Music Pick of the Week



Spectral Estate

Year of release: 2018



Alabama-based spoke word artist/conjurer of nightmares Matt Finney doesn't do half-measures. His contributions to the realm of apocalyptic doom-gaze (if that's even a thing) has given us some of the decade's most transcendent music; particularly his work with Ukranian composer Oleg Shpudeiko (aka Heinali). For starters, try listening to 2011's crushingly brilliant Conjoined; which interspersed sweeping arrangements with Finney’s mournful lyrics. Then there was his collaboration with ambient Dutch musician Mories, who partnered up in 2014 for EP Creation Myths and then later with Love Songs and Christian Country Home; the later of which was the apex of analog synth soundscapes and despairing wordplay.

Now we have Finney's latest project, Clawing, which teams him up with Austin Gaines (of industrial noise-punk-metal band calques) and electronic musician Jeff Mcleod. The result of their powers is Spectral Estate; an ear-scraping, tectonic plate-shifting blend of noise, doom, and yes, bleak prose. Finney's lyrical preoccupations are like visual tapestries of human misery; snapshots of grotesquery, filth, piss, and regret, but in true David Lynch fashion, such visions are beautiful (and often darkly humorous) because they exist in the real world.

Epic opener "Mythology" is a good example of this template, with Finney whispering the lines Woke up twenty years too late/next to the wrong person/and addictions/and doors that wouldn't open over metallic rumbling, jangly guitar arpeggios, and what sounds like rustling wind. The song eventually devolves into a mechanized pool of sensory feedback loops swallowing everything alive. It's also 11-minutes long.

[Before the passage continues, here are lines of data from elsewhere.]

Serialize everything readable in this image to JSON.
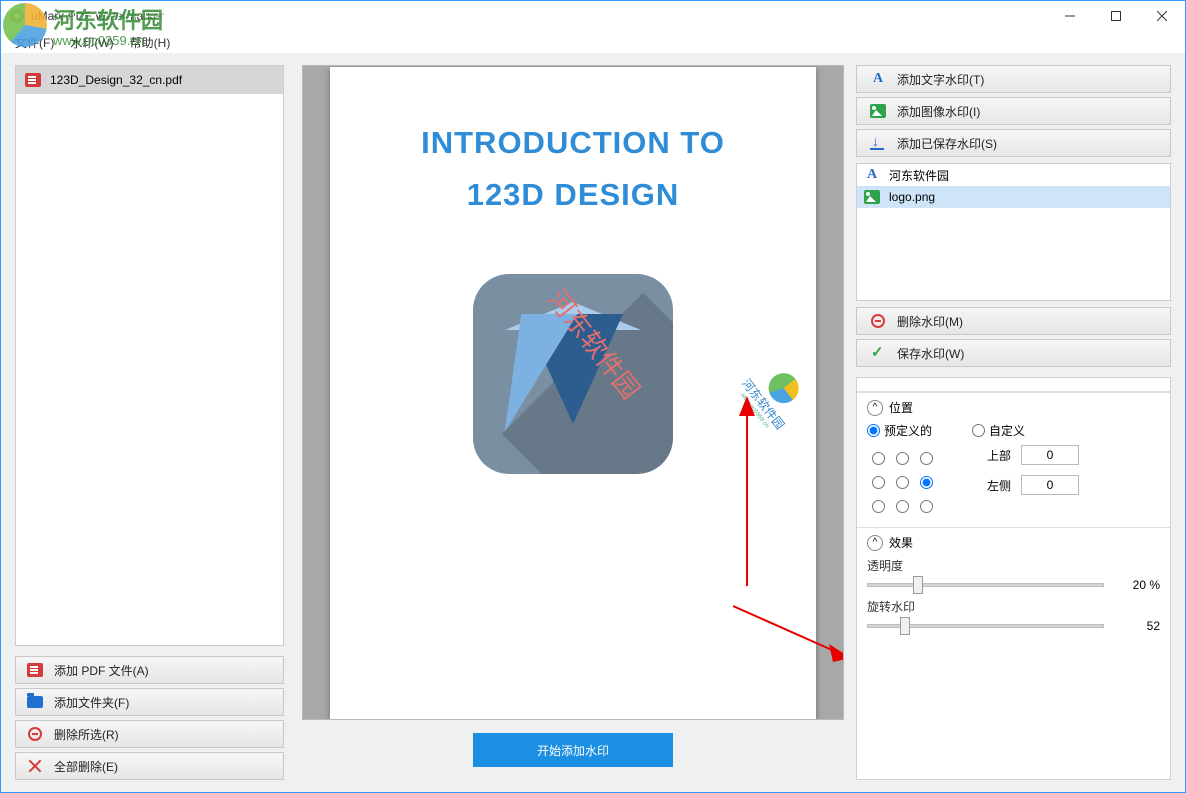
{
  "window": {
    "title": "uMark PDF Watermarker"
  },
  "menubar": {
    "file": "文件(F)",
    "watermark": "水印(W)",
    "help": "帮助(H)"
  },
  "overlay": {
    "brand": "河东软件园",
    "url": "www.pc0359.cn"
  },
  "left": {
    "files": [
      "123D_Design_32_cn.pdf"
    ],
    "add_pdf": "添加 PDF 文件(A)",
    "add_folder": "添加文件夹(F)",
    "del_sel": "删除所选(R)",
    "del_all": "全部删除(E)"
  },
  "preview": {
    "heading_line1": "INTRODUCTION TO",
    "heading_line2": "123D DESIGN",
    "wm_text": "河东软件园",
    "wm_logo_text": "河东软件园",
    "wm_logo_url": "www.pc0359.cn"
  },
  "bottom": {
    "start": "开始添加水印"
  },
  "right": {
    "add_text": "添加文字水印(T)",
    "add_image": "添加图像水印(I)",
    "add_saved": "添加已保存水印(S)",
    "wm_items": [
      {
        "kind": "text",
        "label": "河东软件园"
      },
      {
        "kind": "image",
        "label": "logo.png"
      }
    ],
    "del_wm": "删除水印(M)",
    "save_wm": "保存水印(W)",
    "pos": {
      "title": "位置",
      "predef": "预定义的",
      "custom": "自定义",
      "top": "上部",
      "left": "左侧",
      "top_val": "0",
      "left_val": "0",
      "grid_index": 5
    },
    "fx": {
      "title": "效果",
      "opacity": "透明度",
      "opacity_val": "20",
      "opacity_pct": "20 %",
      "rotate": "旋转水印",
      "rotate_val": "52",
      "rotate_txt": "52"
    }
  }
}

The remaining five tracks are just as cacophonous; from noise-pedal distortion ("Gourds"),  a prolonged 2001-esque plunge into wormholes ("A Clearing"), industrial helicopter blades ("Coma"), intergalactic static ("Plastic Glowing Stars") and horn-rattling sleeplessness ("Home"). All the while, Gaines and Mcleod's immersive production blares, fades, crunches and burns like battery acid. Every once in a while, Finney shows up, drops a few lines, and then slithers away into the inky blackness. Is Spectral Estate the sound of our nightmares, or are we even asleep? This unnerving, insomnia-inducing soundtrack certainly won't provide any answers, but only new mysteries to keep us up at night.